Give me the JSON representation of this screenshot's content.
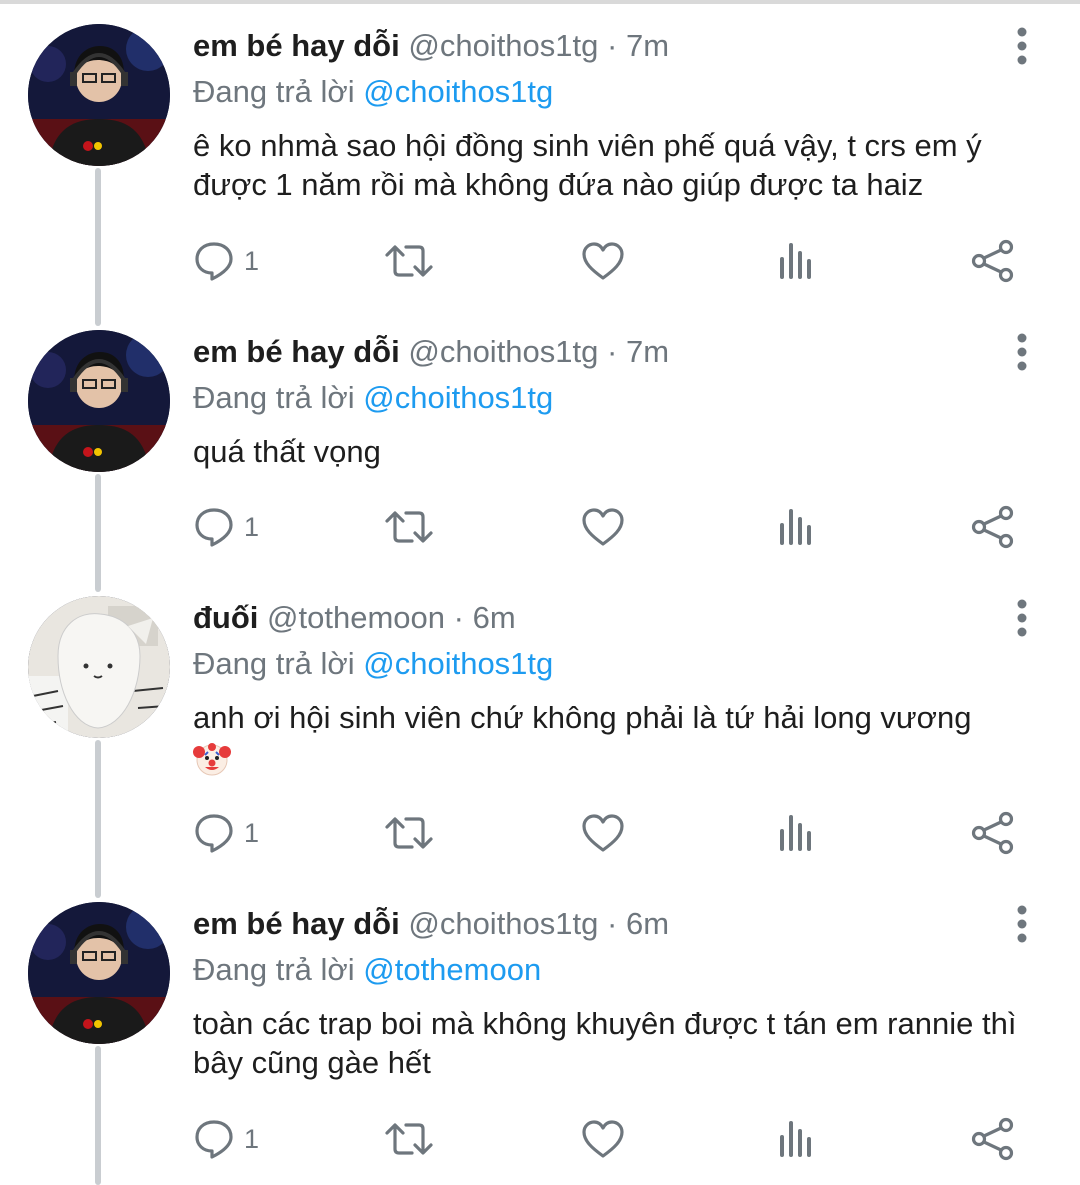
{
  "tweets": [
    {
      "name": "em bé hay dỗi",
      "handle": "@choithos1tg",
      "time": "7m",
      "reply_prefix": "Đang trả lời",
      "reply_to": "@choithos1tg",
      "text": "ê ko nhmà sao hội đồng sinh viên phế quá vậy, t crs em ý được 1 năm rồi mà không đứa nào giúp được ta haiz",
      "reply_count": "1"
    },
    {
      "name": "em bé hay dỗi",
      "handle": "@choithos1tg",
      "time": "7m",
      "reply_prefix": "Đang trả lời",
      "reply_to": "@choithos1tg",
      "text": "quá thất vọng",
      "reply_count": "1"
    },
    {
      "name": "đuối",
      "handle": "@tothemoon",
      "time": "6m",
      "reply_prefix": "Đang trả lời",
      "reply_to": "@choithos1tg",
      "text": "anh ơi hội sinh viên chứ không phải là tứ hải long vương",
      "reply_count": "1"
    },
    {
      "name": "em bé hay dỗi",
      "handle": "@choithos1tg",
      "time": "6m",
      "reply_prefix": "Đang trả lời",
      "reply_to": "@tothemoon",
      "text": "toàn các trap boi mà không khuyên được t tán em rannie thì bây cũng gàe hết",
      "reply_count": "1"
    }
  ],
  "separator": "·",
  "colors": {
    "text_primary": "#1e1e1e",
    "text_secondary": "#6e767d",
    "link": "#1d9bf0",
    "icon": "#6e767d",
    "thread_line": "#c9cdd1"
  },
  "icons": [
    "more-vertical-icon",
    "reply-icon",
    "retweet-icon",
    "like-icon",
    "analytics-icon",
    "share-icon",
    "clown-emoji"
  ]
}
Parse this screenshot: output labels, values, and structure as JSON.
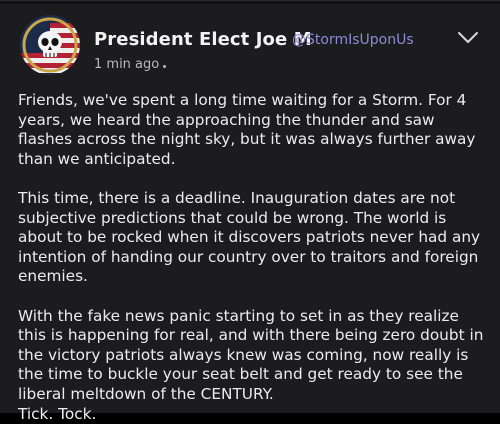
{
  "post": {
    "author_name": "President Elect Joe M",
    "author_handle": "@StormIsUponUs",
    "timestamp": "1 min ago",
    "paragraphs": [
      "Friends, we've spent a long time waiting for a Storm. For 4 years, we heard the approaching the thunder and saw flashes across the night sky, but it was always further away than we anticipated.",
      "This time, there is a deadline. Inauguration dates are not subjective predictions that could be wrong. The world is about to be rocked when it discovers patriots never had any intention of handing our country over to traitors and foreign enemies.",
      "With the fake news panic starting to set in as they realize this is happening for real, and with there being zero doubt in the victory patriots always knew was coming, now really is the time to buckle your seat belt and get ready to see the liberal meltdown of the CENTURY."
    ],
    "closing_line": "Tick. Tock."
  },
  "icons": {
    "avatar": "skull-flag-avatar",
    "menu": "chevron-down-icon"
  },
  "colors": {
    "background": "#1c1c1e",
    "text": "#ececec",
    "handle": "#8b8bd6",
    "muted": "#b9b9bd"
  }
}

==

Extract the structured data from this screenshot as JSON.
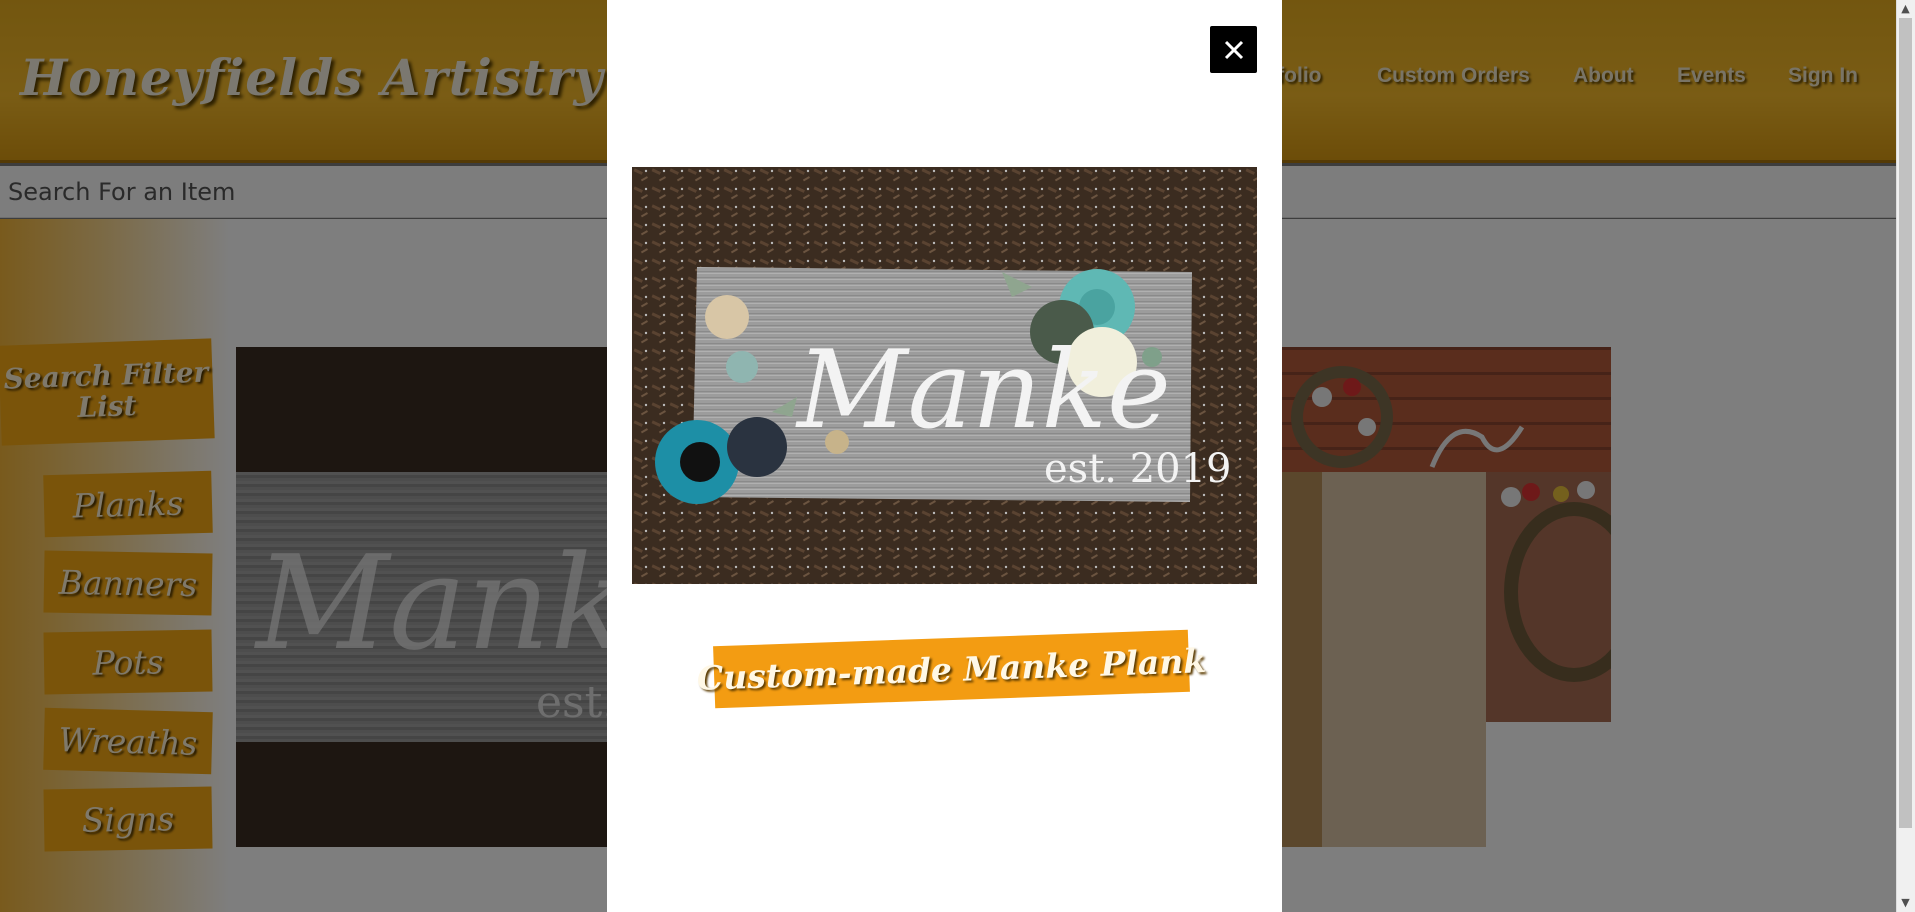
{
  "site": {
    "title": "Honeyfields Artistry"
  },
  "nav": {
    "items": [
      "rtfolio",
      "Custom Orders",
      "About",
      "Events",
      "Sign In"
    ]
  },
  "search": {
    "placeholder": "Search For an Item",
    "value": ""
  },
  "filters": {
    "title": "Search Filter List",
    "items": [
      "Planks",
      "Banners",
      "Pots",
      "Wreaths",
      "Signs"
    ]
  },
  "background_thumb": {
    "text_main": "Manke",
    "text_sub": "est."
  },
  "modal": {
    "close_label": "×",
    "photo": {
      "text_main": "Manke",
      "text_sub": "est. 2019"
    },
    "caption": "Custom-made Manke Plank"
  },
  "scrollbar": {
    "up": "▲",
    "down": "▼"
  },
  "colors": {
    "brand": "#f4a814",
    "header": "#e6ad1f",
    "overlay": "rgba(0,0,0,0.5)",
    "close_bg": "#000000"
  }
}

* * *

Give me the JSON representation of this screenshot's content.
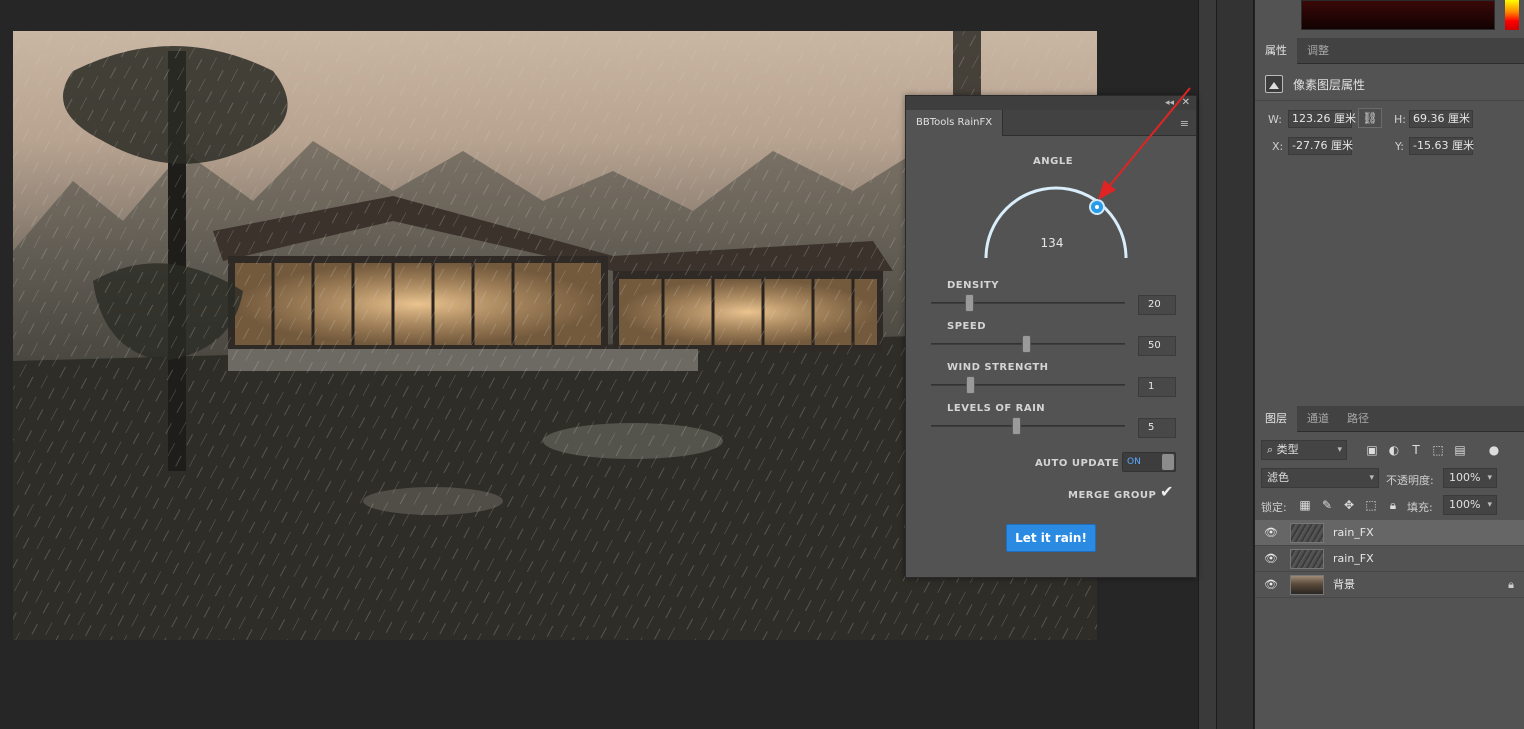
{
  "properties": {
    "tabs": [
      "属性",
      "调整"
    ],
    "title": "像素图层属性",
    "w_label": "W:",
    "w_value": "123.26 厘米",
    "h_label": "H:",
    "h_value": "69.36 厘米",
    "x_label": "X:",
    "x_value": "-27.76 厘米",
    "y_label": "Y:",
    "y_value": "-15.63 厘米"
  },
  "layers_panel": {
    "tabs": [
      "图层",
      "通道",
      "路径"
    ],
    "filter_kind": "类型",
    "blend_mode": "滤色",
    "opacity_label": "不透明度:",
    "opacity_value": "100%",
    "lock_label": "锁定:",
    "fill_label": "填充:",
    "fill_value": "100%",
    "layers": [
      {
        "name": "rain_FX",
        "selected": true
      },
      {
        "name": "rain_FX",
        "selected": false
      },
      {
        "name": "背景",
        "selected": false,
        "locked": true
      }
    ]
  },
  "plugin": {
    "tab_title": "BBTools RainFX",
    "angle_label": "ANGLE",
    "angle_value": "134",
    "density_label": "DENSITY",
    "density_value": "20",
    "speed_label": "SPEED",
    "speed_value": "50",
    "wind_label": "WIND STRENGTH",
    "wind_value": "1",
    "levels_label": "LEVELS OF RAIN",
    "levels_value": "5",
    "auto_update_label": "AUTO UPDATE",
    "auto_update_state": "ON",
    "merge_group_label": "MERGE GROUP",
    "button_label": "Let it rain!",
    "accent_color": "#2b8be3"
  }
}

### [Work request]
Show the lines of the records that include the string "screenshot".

### [Written answer]
Give me the JSON representation of this screenshot's content.
Parse this screenshot: output labels, values, and structure as JSON.
Extract the structured data from this screenshot as JSON.
Give me the JSON representation of this screenshot's content.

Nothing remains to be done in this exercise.